> _What the task requires_: Write out the full set of records exactly. Any pictures in them do not belong in the copy.

Data to examine Block Start

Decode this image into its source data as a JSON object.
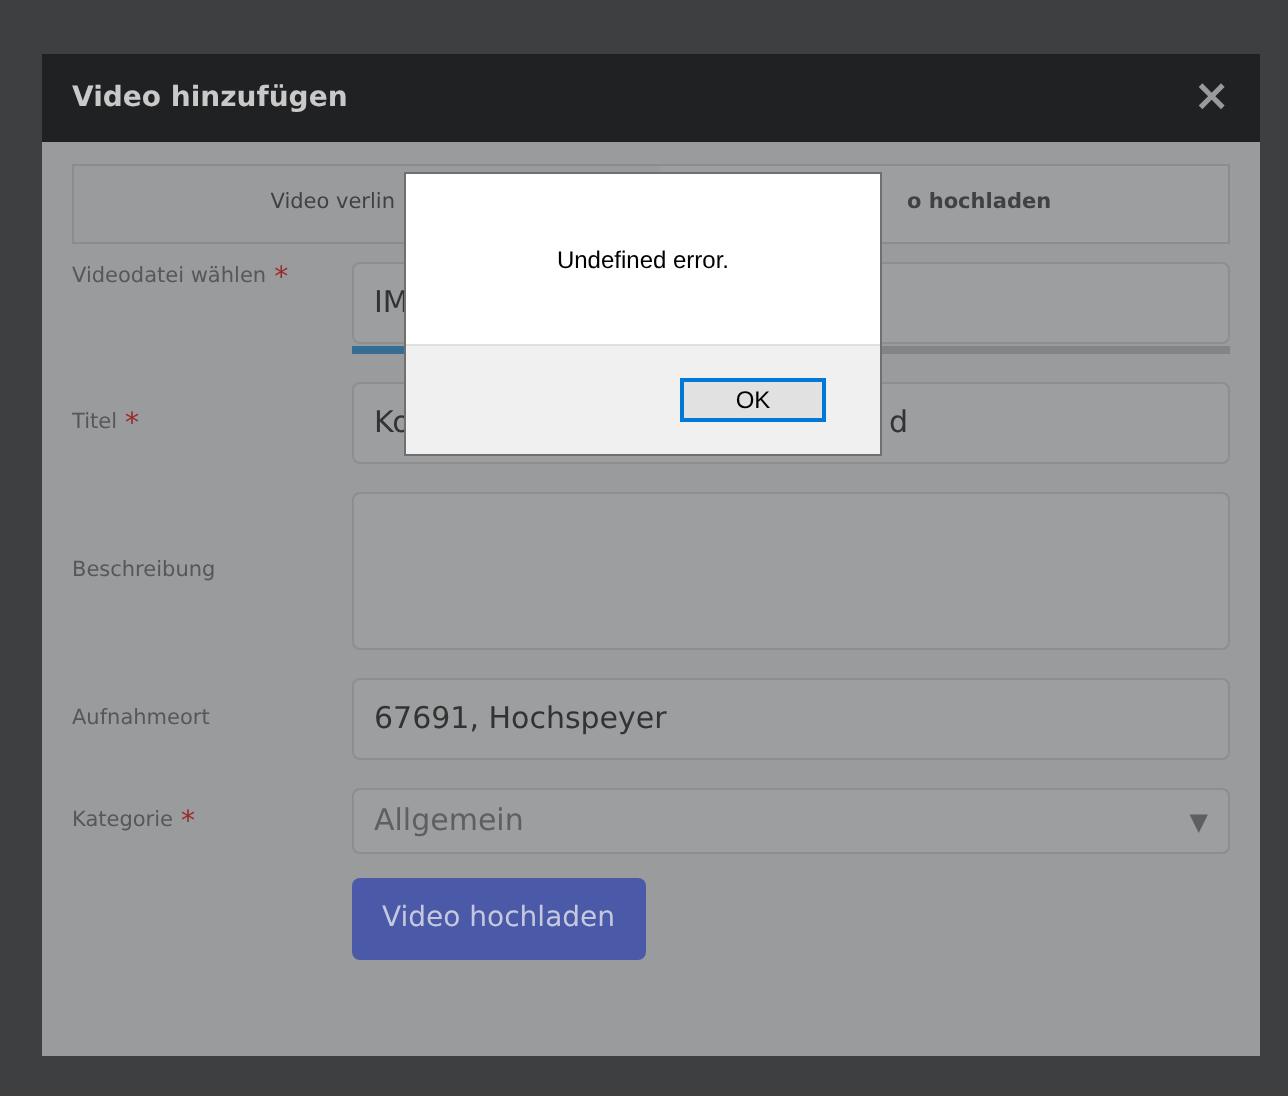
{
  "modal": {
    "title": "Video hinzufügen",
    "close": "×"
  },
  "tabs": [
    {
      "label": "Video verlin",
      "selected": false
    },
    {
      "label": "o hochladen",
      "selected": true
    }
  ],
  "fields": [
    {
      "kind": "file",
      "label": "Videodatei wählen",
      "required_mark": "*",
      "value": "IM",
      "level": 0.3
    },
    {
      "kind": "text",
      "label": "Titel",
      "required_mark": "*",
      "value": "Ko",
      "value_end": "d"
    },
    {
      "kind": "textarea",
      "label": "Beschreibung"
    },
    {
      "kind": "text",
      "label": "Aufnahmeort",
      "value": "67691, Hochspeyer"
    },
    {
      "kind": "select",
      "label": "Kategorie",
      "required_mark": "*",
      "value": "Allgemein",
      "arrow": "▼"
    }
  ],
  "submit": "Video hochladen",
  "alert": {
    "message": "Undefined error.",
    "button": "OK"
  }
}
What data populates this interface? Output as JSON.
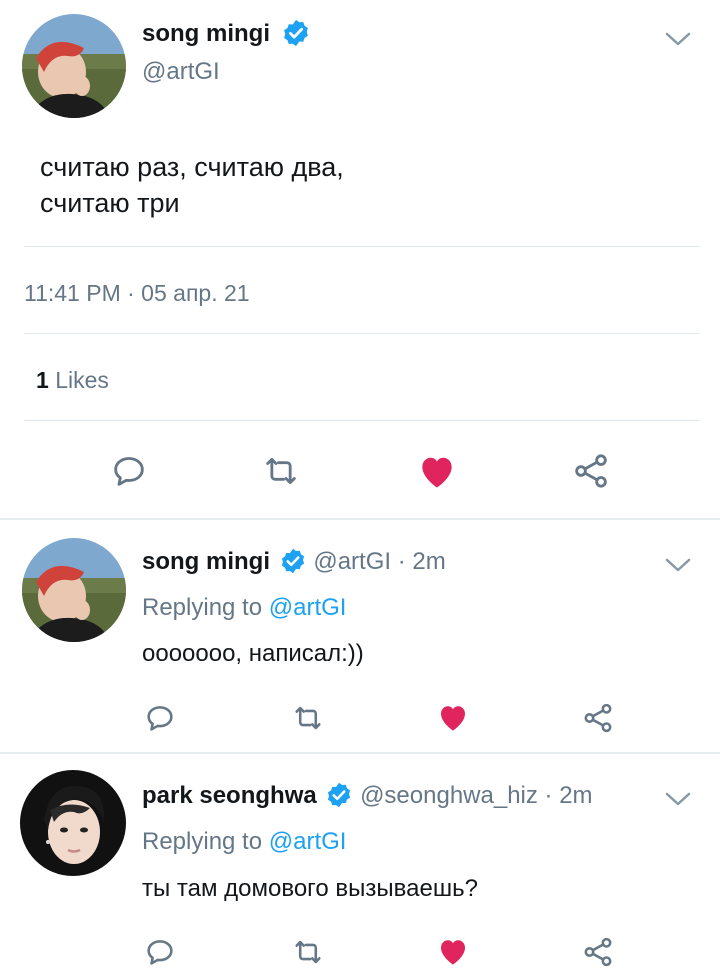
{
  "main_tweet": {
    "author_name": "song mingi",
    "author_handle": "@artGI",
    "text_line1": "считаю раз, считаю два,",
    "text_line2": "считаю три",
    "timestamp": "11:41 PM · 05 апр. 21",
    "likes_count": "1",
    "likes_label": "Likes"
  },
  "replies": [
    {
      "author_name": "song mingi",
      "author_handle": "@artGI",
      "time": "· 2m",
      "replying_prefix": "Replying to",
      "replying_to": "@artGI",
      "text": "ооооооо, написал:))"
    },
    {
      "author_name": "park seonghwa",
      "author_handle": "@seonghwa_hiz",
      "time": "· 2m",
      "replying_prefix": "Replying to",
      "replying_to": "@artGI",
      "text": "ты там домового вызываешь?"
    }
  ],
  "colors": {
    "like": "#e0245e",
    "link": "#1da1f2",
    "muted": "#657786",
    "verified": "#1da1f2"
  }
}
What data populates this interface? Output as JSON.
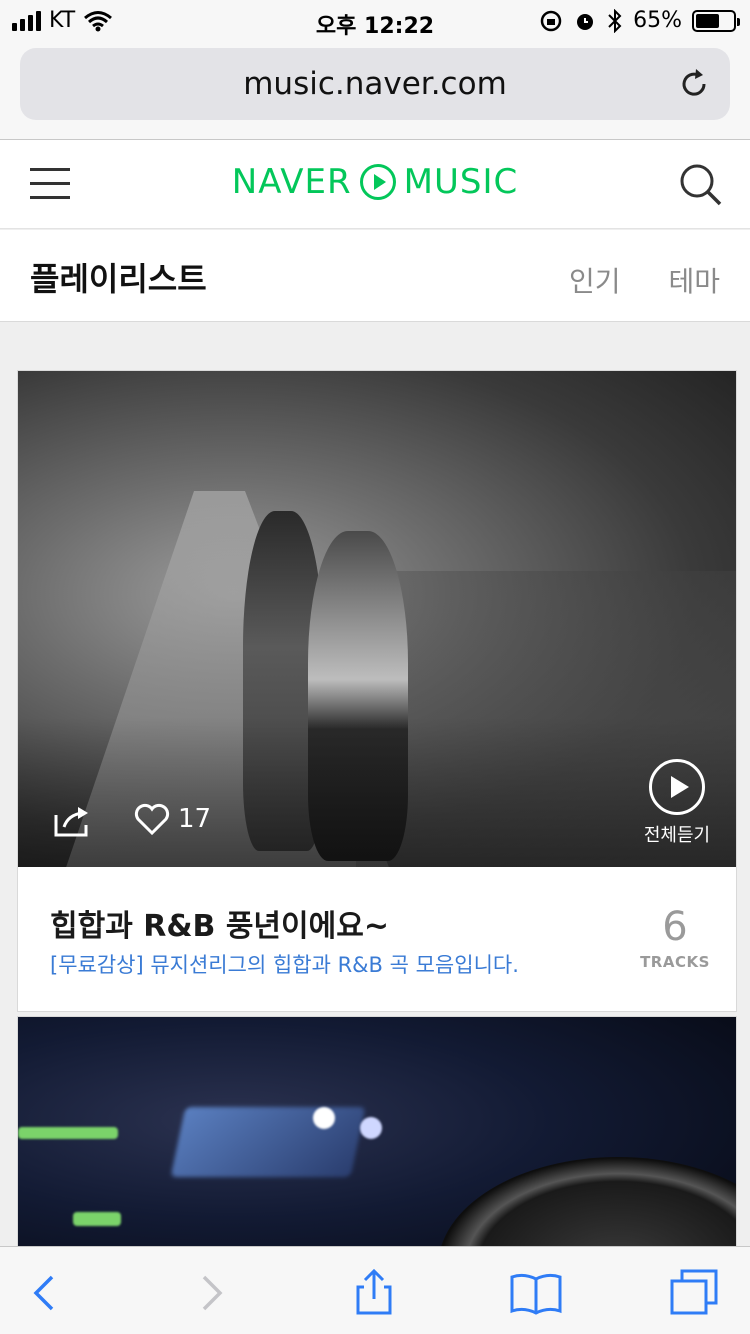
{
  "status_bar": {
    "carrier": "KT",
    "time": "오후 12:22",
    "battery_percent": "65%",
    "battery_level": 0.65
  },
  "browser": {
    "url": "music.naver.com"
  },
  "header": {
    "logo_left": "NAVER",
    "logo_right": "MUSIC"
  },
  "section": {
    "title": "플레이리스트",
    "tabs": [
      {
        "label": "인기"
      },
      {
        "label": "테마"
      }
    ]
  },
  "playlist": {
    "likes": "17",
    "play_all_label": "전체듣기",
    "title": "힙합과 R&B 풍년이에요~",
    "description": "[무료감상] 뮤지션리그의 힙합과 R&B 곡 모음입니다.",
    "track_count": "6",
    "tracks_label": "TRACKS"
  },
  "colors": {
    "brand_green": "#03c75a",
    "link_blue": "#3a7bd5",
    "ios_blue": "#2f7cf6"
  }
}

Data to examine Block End

> _Response box_:
Decode this image into its source data as a JSON object.
{
  "modal": {
    "title": "Video hinzufügen",
    "close": "×"
  },
  "tabs": [
    {
      "label": "Video verlin",
      "selected": false
    },
    {
      "label": "o hochladen",
      "selected": true
    }
  ],
  "fields": [
    {
      "kind": "file",
      "label": "Videodatei wählen",
      "required_mark": "*",
      "value": "IM",
      "level": 0.3
    },
    {
      "kind": "text",
      "label": "Titel",
      "required_mark": "*",
      "value": "Ko",
      "value_end": "d"
    },
    {
      "kind": "textarea",
      "label": "Beschreibung"
    },
    {
      "kind": "text",
      "label": "Aufnahmeort",
      "value": "67691, Hochspeyer"
    },
    {
      "kind": "select",
      "label": "Kategorie",
      "required_mark": "*",
      "value": "Allgemein",
      "arrow": "▼"
    }
  ],
  "submit": "Video hochladen",
  "alert": {
    "message": "Undefined error.",
    "button": "OK"
  }
}
What data populates this interface? Output as JSON.
{
  "main_tweet": {
    "author_name": "song mingi",
    "author_handle": "@artGI",
    "text_line1": "считаю раз, считаю два,",
    "text_line2": "считаю три",
    "timestamp": "11:41 PM · 05 апр. 21",
    "likes_count": "1",
    "likes_label": "Likes"
  },
  "replies": [
    {
      "author_name": "song mingi",
      "author_handle": "@artGI",
      "time": "· 2m",
      "replying_prefix": "Replying to",
      "replying_to": "@artGI",
      "text": "ооооооо, написал:))"
    },
    {
      "author_name": "park seonghwa",
      "author_handle": "@seonghwa_hiz",
      "time": "· 2m",
      "replying_prefix": "Replying to",
      "replying_to": "@artGI",
      "text": "ты там домового вызываешь?"
    }
  ],
  "colors": {
    "like": "#e0245e",
    "link": "#1da1f2",
    "muted": "#657786",
    "verified": "#1da1f2"
  }
}
What data populates this interface? Output as JSON.
{
  "status_bar": {
    "carrier": "KT",
    "time": "오후 12:22",
    "battery_percent": "65%",
    "battery_level": 0.65
  },
  "browser": {
    "url": "music.naver.com"
  },
  "header": {
    "logo_left": "NAVER",
    "logo_right": "MUSIC"
  },
  "section": {
    "title": "플레이리스트",
    "tabs": [
      {
        "label": "인기"
      },
      {
        "label": "테마"
      }
    ]
  },
  "playlist": {
    "likes": "17",
    "play_all_label": "전체듣기",
    "title": "힙합과 R&B 풍년이에요~",
    "description": "[무료감상] 뮤지션리그의 힙합과 R&B 곡 모음입니다.",
    "track_count": "6",
    "tracks_label": "TRACKS"
  },
  "colors": {
    "brand_green": "#03c75a",
    "link_blue": "#3a7bd5",
    "ios_blue": "#2f7cf6"
  }
}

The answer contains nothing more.